  1. nancy Says:

    Go hybrids!

  2. AboutOrchids » Blog Archive » Unrequited Love Says:

    […] Relax — it’s very likely that your gift is a tough hybrid, and with some basic orchid care info, it’s no harder to grow than other houseplants […]

  3. DT65 Says:

    great photos!

  4. AboutOrchids » Blog Archive » Candyfest 2010 Says:

    […] new hybrid colors on a Cymbidium or an Epidendrum, or a fascinating Dendrobium species […]

  5. Laura H Says:

    Love that beautiful moth orchid!

  6. Hanley Says:

    Very good advice beginners should only buy hybrid orchids because they are very easy to grow.

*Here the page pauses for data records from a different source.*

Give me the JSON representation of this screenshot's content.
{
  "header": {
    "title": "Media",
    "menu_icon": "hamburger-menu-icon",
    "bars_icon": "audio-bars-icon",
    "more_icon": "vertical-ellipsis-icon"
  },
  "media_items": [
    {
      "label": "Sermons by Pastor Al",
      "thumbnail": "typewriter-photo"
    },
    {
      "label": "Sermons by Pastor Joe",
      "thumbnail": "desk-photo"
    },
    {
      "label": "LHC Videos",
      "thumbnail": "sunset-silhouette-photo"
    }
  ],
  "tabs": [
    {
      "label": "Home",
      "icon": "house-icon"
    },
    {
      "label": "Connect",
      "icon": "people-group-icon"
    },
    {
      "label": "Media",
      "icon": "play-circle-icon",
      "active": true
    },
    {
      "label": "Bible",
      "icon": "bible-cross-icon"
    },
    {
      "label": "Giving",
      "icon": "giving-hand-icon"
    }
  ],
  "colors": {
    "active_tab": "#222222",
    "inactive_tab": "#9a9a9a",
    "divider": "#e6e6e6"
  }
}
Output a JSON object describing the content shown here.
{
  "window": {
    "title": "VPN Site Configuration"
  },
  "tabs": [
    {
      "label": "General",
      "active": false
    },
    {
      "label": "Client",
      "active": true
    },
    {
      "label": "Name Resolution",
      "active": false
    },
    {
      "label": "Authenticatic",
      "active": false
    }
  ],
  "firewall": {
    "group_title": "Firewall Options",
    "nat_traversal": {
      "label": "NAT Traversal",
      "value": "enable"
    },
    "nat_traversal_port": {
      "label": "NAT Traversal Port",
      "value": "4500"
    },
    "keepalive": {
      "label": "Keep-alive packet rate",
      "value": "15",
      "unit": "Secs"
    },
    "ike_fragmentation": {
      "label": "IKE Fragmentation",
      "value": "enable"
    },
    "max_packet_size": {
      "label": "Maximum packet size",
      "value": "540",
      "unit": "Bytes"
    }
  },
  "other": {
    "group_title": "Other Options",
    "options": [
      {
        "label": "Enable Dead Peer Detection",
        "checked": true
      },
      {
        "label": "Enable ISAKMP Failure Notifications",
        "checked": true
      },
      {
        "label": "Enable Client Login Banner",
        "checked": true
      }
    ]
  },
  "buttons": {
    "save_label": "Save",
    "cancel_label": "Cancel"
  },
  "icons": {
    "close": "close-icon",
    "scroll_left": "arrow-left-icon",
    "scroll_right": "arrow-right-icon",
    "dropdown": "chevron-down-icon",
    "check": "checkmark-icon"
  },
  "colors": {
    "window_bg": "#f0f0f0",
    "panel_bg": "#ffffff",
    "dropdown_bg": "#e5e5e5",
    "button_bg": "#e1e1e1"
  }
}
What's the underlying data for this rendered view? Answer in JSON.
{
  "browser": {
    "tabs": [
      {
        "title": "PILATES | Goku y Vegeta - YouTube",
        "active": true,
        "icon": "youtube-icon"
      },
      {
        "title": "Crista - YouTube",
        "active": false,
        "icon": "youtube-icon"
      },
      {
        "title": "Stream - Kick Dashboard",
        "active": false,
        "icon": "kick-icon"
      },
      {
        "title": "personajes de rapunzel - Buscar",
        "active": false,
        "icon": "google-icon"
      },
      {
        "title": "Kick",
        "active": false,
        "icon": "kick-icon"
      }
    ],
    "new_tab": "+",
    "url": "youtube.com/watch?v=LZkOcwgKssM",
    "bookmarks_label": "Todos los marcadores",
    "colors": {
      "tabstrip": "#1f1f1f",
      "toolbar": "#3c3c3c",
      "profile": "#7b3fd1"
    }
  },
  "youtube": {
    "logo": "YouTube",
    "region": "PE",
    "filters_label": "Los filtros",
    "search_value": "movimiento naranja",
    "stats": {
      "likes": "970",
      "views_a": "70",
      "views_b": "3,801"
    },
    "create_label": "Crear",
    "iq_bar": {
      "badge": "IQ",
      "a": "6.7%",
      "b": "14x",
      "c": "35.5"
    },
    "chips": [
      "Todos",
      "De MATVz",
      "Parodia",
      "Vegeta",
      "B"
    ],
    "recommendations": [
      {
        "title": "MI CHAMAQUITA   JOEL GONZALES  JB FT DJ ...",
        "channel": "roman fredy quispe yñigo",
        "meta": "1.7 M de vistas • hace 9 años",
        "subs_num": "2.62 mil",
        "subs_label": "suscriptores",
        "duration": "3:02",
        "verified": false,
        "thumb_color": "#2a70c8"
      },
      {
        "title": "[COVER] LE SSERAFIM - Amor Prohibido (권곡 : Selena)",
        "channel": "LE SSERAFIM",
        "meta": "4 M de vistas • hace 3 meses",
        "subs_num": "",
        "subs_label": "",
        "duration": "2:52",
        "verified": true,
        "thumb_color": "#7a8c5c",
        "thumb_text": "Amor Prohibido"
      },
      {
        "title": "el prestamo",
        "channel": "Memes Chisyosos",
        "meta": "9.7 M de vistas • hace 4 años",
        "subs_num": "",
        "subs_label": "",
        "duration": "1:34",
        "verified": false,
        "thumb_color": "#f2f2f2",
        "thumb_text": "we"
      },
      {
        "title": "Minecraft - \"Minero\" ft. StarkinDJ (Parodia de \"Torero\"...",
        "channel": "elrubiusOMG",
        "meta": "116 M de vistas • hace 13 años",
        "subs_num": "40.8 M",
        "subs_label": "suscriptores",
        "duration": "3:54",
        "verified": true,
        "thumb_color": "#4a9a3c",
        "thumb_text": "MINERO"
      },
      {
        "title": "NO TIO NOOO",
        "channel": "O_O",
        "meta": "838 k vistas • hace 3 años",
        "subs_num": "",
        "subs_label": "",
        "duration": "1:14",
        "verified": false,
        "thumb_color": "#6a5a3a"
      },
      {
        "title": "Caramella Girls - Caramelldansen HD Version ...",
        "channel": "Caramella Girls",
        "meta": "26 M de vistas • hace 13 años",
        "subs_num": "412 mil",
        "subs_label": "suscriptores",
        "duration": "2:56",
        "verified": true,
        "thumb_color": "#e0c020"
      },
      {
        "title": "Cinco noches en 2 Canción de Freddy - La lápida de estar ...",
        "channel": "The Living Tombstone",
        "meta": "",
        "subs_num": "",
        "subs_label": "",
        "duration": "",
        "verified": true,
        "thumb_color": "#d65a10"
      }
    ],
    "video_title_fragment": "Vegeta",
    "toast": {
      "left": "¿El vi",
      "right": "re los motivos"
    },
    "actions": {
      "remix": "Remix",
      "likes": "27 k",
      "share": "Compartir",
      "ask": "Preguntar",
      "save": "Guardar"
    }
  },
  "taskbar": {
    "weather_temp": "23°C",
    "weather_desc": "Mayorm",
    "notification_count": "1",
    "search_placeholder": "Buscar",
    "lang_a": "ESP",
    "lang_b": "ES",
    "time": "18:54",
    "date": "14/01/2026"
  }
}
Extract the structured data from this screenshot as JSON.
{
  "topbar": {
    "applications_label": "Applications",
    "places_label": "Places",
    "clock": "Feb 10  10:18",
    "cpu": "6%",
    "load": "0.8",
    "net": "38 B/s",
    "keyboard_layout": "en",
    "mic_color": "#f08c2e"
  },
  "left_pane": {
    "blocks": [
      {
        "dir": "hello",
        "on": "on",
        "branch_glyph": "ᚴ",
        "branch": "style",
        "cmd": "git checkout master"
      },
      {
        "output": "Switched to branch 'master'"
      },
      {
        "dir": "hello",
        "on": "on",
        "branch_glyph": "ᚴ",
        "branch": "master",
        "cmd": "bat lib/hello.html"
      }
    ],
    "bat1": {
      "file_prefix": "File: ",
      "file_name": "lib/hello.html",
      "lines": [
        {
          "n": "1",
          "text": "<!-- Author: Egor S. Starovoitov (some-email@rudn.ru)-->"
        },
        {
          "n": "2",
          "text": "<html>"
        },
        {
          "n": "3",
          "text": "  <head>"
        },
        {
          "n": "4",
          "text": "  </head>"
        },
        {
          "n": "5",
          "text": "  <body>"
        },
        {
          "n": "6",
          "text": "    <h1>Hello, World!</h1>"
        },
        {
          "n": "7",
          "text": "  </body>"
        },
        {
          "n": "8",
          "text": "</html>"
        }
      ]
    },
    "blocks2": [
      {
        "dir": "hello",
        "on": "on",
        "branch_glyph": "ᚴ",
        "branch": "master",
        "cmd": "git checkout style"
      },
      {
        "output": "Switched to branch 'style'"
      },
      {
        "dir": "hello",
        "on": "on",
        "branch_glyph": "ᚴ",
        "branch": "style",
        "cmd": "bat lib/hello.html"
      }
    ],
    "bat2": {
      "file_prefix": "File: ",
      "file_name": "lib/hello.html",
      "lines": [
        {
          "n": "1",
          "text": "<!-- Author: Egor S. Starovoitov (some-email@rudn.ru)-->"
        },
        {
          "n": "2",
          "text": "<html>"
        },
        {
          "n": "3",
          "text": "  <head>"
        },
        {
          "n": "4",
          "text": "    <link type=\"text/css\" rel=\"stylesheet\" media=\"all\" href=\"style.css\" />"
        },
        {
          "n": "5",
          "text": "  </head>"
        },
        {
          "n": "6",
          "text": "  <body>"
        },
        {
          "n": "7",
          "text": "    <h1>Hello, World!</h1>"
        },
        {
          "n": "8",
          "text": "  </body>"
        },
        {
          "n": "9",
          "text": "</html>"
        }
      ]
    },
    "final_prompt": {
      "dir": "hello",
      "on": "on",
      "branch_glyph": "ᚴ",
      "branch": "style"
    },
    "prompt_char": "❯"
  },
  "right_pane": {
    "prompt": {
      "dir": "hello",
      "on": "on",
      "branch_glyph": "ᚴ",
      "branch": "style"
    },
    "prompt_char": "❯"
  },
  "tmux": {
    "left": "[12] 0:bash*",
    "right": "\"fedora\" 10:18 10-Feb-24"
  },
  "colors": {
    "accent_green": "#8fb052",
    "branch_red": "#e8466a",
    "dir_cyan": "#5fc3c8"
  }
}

  7. kit Says:

    I can freeze orchids – vanilla ice cream!

  8. AboutOrchids » Blog Archive » Mmmm … Coconut Says:

    […] beginners often grow easier hybrids instead of fussier species, but this species is an easy grower and a reliable bloomer.[…]

  9. AboutOrchids » Blog Archive » Spring News Says:

    […] I’ll concede that some tough hybrids can handle ice water, but most other orchid varieties cannot. […]

  10. AboutOrchids » Blog Archive » Masdevallia Says:

    […] Masdevallia coccinea has been used as a hybrid parent for decades, and its characteristics appear in many modern orchid hybrids. […]

  11. AboutOrchids » Blog Archive » Phal Harlequins Says:

    […]Harlequins are a class of Phal hybrids developed by orchid breeders in recent years.[…]

  12. AboutOrchids » Blog Archive » Samurai Orchid Says:

    […] Its small size, tolerance for cold, and close relation to the Phal and Vanda families make it a popular choice as an orchid hybrid parent. […]

  13. AboutOrchids » Blog Archive » Odonts Says:

    […] The Odont family includes over 100 species and countless human-made hybrids. […]

  14. AboutOrchids » Blog Archive » Gift Plants Says:

    […] Most orchids sold today are tough, modern hybrids, and you just need to know a few basics […]

  15. AboutOrchids » Blog Archive » Ada Says:

    […] They share their beauty and hardiness, but not their short name, with Ada hybrids like Brassada, Adaglossum, and Kriegerara […]